That same day, Turkish Foreign Minister Mevlüt Çavuşoğlu said that the Armenian government is “under pressure” from opposition groups skeptical of the negotiation process.
“We can see that the Armenian authorities are under pressure from radical forces at home and the [Armenian] Diaspora abroad.

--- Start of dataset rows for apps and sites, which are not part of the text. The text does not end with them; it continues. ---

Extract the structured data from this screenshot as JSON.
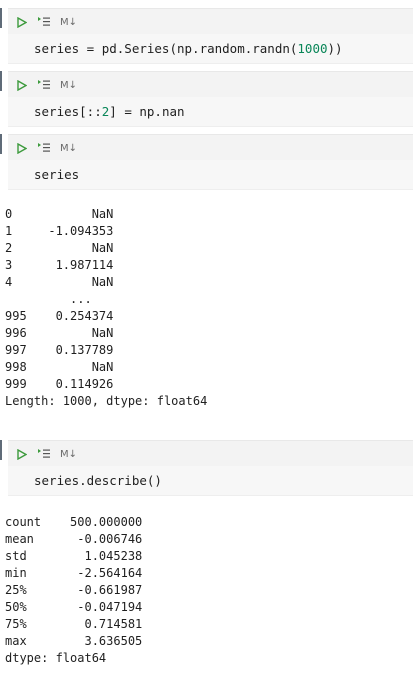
{
  "cells": [
    {
      "md_label": "M↓",
      "code_prefix": "series = pd.Series(np.random.randn(",
      "code_number": "1000",
      "code_suffix": "))"
    },
    {
      "md_label": "M↓",
      "code_prefix": "series[::",
      "code_number": "2",
      "code_suffix": "] = np.nan"
    },
    {
      "md_label": "M↓",
      "code_prefix": "series",
      "code_number": "",
      "code_suffix": "",
      "output": [
        "0           NaN",
        "1     -1.094353",
        "2           NaN",
        "3      1.987114",
        "4           NaN",
        "         ...",
        "995    0.254374",
        "996         NaN",
        "997    0.137789",
        "998         NaN",
        "999    0.114926",
        "Length: 1000, dtype: float64"
      ]
    },
    {
      "md_label": "M↓",
      "code_prefix": "series.describe()",
      "code_number": "",
      "code_suffix": "",
      "output": [
        "count    500.000000",
        "mean      -0.006746",
        "std        1.045238",
        "min       -2.564164",
        "25%       -0.661987",
        "50%       -0.047194",
        "75%        0.714581",
        "max        3.636505",
        "dtype: float64"
      ]
    }
  ],
  "colors": {
    "run_icon": "#3c9a3c",
    "number_literal": "#098658",
    "toolbar_bg": "#f3f3f3"
  },
  "icons": {
    "run": "play-icon",
    "run_below": "run-below-icon",
    "markdown": "markdown-icon"
  }
}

We have told Antony Blinken and our other partners that Armenia needs to be encouraged more on this issue,” Çavuşoğlu told the press.
On July 1, the same day that Armenia and Turkey announced the impending opening of the border, the Azerbaijan State Border Service shared that it was closing the 13-kilometer border between Turkey and Azerbaijan’s exclave Nakhichevan.
The narrow strip is currently Azerbaijan’s sole open border with Turkey, since Azerbaijan’s borders with Georgia, Iran and Russia have been closed since the start of the COVID-19 pandemic.
Azerbaijani authorities cited the pandemic as the justification for the border closure, stating that on June 20 the Cabinet of Ministers had decided to extend the “quarantine regime” until September 1, 2022. However, the initial announcement regarding the extension of the coronavirus quarantine had not referenced Azerbaijan’s border with Turkey.
Azerbaijani activist Giyas Ibrahim attributed the decision to Azerbaijan’s discontent with the positive progress in the Armenia-Turkey normalization process.
Aliyev “couldn’t stand the softening between Turkey and Armenia, so he shut the border, just like he increased the gas price for Turkey in 2008,” Ibrahim wrote on Facebook.
Yerevan-based analyst Richard Giragosian said that there is an “unavoidable synergy or indirect relationship” between Armenia’s parallel negotiations with Turkey and Azerbaijan.
“Armenia is now engaged in complicated and complex twin-track diplomacy: pursuing negotiations with Azerbaijan and a process to normalize relations with Turkey,” Giragosian wrote in an article for the Institute for War & Peace Reporting.
He said that the closure of the Turkey-Azerbaijan border is “bound to make Ankara nervous.”
“Turkey will continue to be cautious and will not take any step that Azerbaijan could perceive as against their interests,” Giragosian wrote.
Results of a survey published in January 2022 found that a majority of residents of Armenia support restoration of diplomatic relations with Turkey, as long as critical national interests are not conceded.
The poll by the US-based International Republican Institute found that 73-percent of respondents believe that Armenia should simultaneously pursue a dialogue with Turkey while seeking its recognition of the Armenian Genocide. Seventy percent support preconditions to the normalization of bilateral relations, including Turkey’s non-interference in the Artsakh peace process.
While 44-percent of respondents feel that Armenia should not pursue normalization of relations with Turkey under any circumstances, 53-percent disagree with this statement.